Instructions to follow
The required answer is each line in the entries below where "false" occurs.
○ ○ ○ ○ ○
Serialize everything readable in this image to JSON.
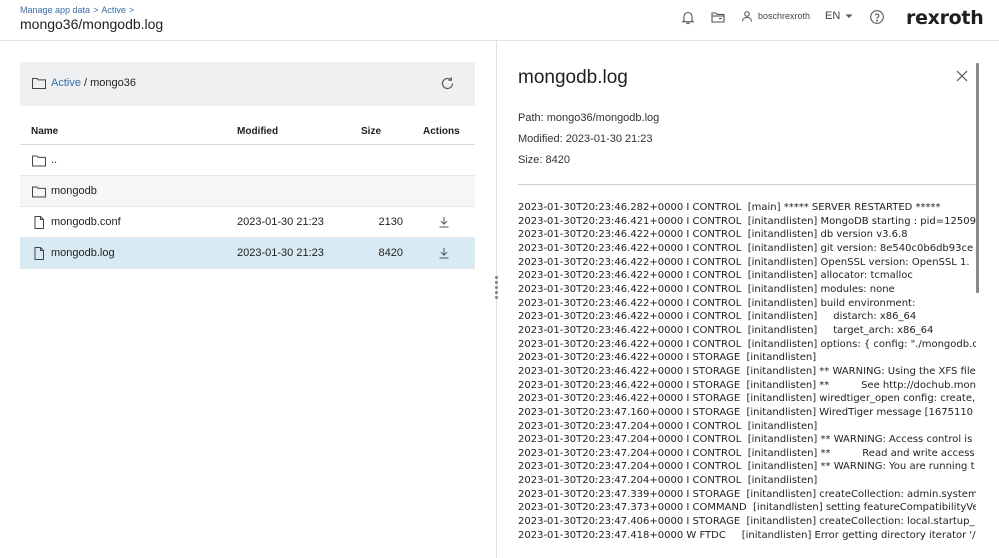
{
  "header": {
    "breadcrumb": [
      "Manage app data",
      "Active"
    ],
    "breadcrumb_sep": ">",
    "title": "mongo36/mongodb.log",
    "user": "boschrexroth",
    "language": "EN",
    "logo": "rexroth",
    "icons": [
      "bell-icon",
      "folder-open-icon",
      "user-icon",
      "chevron-down-icon",
      "help-icon"
    ]
  },
  "left": {
    "folder_bar": {
      "link": "Active",
      "sep": " / ",
      "current": "mongo36"
    },
    "columns": [
      "Name",
      "Modified",
      "Size",
      "Actions"
    ],
    "rows": [
      {
        "type": "folder",
        "name": "..",
        "modified": "",
        "size": ""
      },
      {
        "type": "folder",
        "name": "mongodb",
        "modified": "",
        "size": ""
      },
      {
        "type": "file",
        "name": "mongodb.conf",
        "modified": "2023-01-30 21:23",
        "size": "2130"
      },
      {
        "type": "file",
        "name": "mongodb.log",
        "modified": "2023-01-30 21:23",
        "size": "8420"
      }
    ]
  },
  "right": {
    "title": "mongodb.log",
    "path": "Path: mongo36/mongodb.log",
    "modified": "Modified: 2023-01-30 21:23",
    "size": "Size: 8420",
    "log_lines": [
      "2023-01-30T20:23:46.282+0000 I CONTROL  [main] ***** SERVER RESTARTED *****",
      "2023-01-30T20:23:46.421+0000 I CONTROL  [initandlisten] MongoDB starting : pid=12509",
      "2023-01-30T20:23:46.422+0000 I CONTROL  [initandlisten] db version v3.6.8",
      "2023-01-30T20:23:46.422+0000 I CONTROL  [initandlisten] git version: 8e540c0b6db93ce",
      "2023-01-30T20:23:46.422+0000 I CONTROL  [initandlisten] OpenSSL version: OpenSSL 1.",
      "2023-01-30T20:23:46.422+0000 I CONTROL  [initandlisten] allocator: tcmalloc",
      "2023-01-30T20:23:46.422+0000 I CONTROL  [initandlisten] modules: none",
      "2023-01-30T20:23:46.422+0000 I CONTROL  [initandlisten] build environment:",
      "2023-01-30T20:23:46.422+0000 I CONTROL  [initandlisten]     distarch: x86_64",
      "2023-01-30T20:23:46.422+0000 I CONTROL  [initandlisten]     target_arch: x86_64",
      "2023-01-30T20:23:46.422+0000 I CONTROL  [initandlisten] options: { config: \"./mongodb.c",
      "2023-01-30T20:23:46.422+0000 I STORAGE  [initandlisten]",
      "2023-01-30T20:23:46.422+0000 I STORAGE  [initandlisten] ** WARNING: Using the XFS file",
      "2023-01-30T20:23:46.422+0000 I STORAGE  [initandlisten] **          See http://dochub.mon",
      "2023-01-30T20:23:46.422+0000 I STORAGE  [initandlisten] wiredtiger_open config: create,",
      "2023-01-30T20:23:47.160+0000 I STORAGE  [initandlisten] WiredTiger message [1675110",
      "2023-01-30T20:23:47.204+0000 I CONTROL  [initandlisten]",
      "2023-01-30T20:23:47.204+0000 I CONTROL  [initandlisten] ** WARNING: Access control is",
      "2023-01-30T20:23:47.204+0000 I CONTROL  [initandlisten] **          Read and write access",
      "2023-01-30T20:23:47.204+0000 I CONTROL  [initandlisten] ** WARNING: You are running t",
      "2023-01-30T20:23:47.204+0000 I CONTROL  [initandlisten]",
      "2023-01-30T20:23:47.339+0000 I STORAGE  [initandlisten] createCollection: admin.system",
      "2023-01-30T20:23:47.373+0000 I COMMAND  [initandlisten] setting featureCompatibilityVe",
      "2023-01-30T20:23:47.406+0000 I STORAGE  [initandlisten] createCollection: local.startup_",
      "2023-01-30T20:23:47.418+0000 W FTDC     [initandlisten] Error getting directory iterator '/"
    ]
  }
}
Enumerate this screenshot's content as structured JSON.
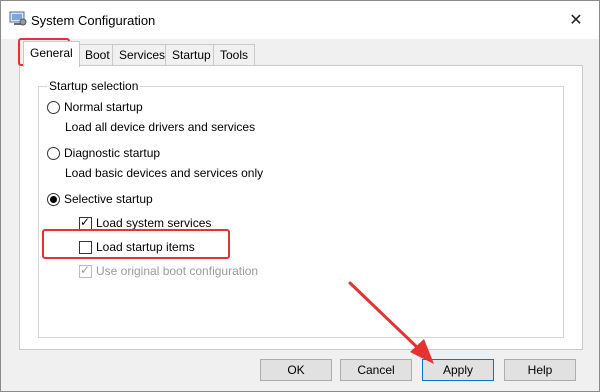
{
  "window": {
    "title": "System Configuration"
  },
  "tabs": [
    {
      "label": "General"
    },
    {
      "label": "Boot"
    },
    {
      "label": "Services"
    },
    {
      "label": "Startup"
    },
    {
      "label": "Tools"
    }
  ],
  "startup_selection": {
    "label": "Startup selection",
    "normal": {
      "label": "Normal startup",
      "description": "Load all device drivers and services",
      "selected": false
    },
    "diagnostic": {
      "label": "Diagnostic startup",
      "description": "Load basic devices and services only",
      "selected": false
    },
    "selective": {
      "label": "Selective startup",
      "selected": true
    },
    "options": [
      {
        "label": "Load system services",
        "checked": true,
        "enabled": true
      },
      {
        "label": "Load startup items",
        "checked": false,
        "enabled": true
      },
      {
        "label": "Use original boot configuration",
        "checked": true,
        "enabled": false
      }
    ]
  },
  "buttons": {
    "ok": "OK",
    "cancel": "Cancel",
    "apply": "Apply",
    "help": "Help"
  },
  "colors": {
    "highlight": "#e53333",
    "accent": "#0078d7"
  },
  "icons": {
    "app": "msconfig-icon",
    "close": "close-icon"
  }
}
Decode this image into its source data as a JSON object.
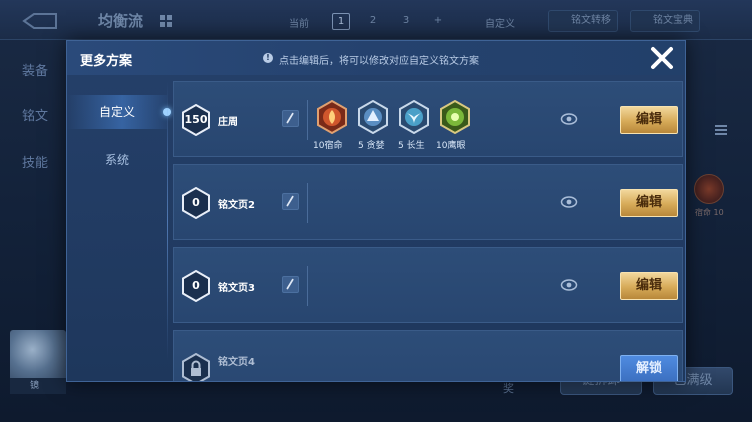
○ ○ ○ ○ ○
Exercise output
      "selected": false
      "selected": false
        "checked": false,
        "enabled": false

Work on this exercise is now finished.